“In Washington, I want to strongly emphasize the issues that
are of interest to the Polish side,” he said in an interview
late on Tuesday.
“The first of these is the accompanying (air defence)
package, without which, the Polish government’s consent for the
American installation is really difficult to imagine.”
Klich travels to Washington to meet Gates on Jan. 14-16.
The U.S. administration is seeking to deploy 10 rockets in
Poland and a radar station in the Czech Republic as part of its
global “missile shield” against long-range ballistic missiles.
U.S. officials say the shield will protect the United States
and its allies from attack by what it calls “rogue” states such
as Iran and North Korea, or an al Qaeda-type organisation which
could in the future seize a nuclear weapon.
The plan has met fierce resistance from Russia, which says
the central European part of the shield would threaten its
security and upset the balance of military power in Europe.
Warsaw’s previous conservative government, which lost power
in October, said such arguments showed Russia had not given up
its imperial instincts towards central Europe.
Led by combative twins, President Lech Kaczynski and
ex-prime minister Jaroslaw Kaczynski, the conservatives had
refused to talk to Moscow on the issue, pushing relations
between the two countries to new lows.
Klich said his government was keen to repair ties with
Russia and would seek to convince Moscow it had nothing to fear.
He signalled, however, that occasional threats by Russian
generals to take unspecified “steps” in response to the shield
would not sway the Polish government.
“A dialogue with Russia is necessary to eliminate their
subjective sense of threat (from the shield),” he said.
Asked if Russian protests could tip the balance when the
final decision is made by Poland, Klich said:
“Personally, I can say the decision on the shield will be
taken in Poland and its main criterion will be the national
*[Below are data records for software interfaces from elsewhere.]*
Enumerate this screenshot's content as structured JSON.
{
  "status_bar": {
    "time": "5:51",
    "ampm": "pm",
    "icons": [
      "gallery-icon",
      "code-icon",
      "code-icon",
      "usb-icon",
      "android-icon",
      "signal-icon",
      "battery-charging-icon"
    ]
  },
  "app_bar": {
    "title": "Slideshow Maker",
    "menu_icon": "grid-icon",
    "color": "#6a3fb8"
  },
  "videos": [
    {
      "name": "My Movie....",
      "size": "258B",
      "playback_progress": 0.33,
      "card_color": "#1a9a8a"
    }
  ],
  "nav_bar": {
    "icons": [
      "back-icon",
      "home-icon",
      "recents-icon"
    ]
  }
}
Klich said the new government of Prime Minister Donald Tusk
would depart from the “done deal” approach of its predecessors
in future talks on the shield with the U.S. allies.
He said the government wanted the United States to bolster
Poland’s outmoded air defence capabilities with short- and
medium-range systems like the Patriot and THAAD rockets.
“The presence of a U.S. military installation in Poland
undoubtedly makes Polish airspace more vulnerable,” he said.
“I’m speaking about this in categorical terms because… this is
an essential part of Polish airspace security.”
Warsaw was also seeking a greater U.S. commitment to come to
Poland’s aid as part of NATO’s Article 5 multilateral defence
clauses, he said.
“The key issue would be to include Poland in the U.S.
defence system so that our American allies would have a much
stronger motivation… to come to our aid, should, God forbid, a
threat to our security arise,” he said.
Klich said that during his Washington trip he would also
hold talks with Democratic leaders in Congress to probe their
commitment to the missile shield, taking into perspective a
possible change of guard at the White House next year.
(Writing by Adam Jasser; Editing by Michael Winfrey)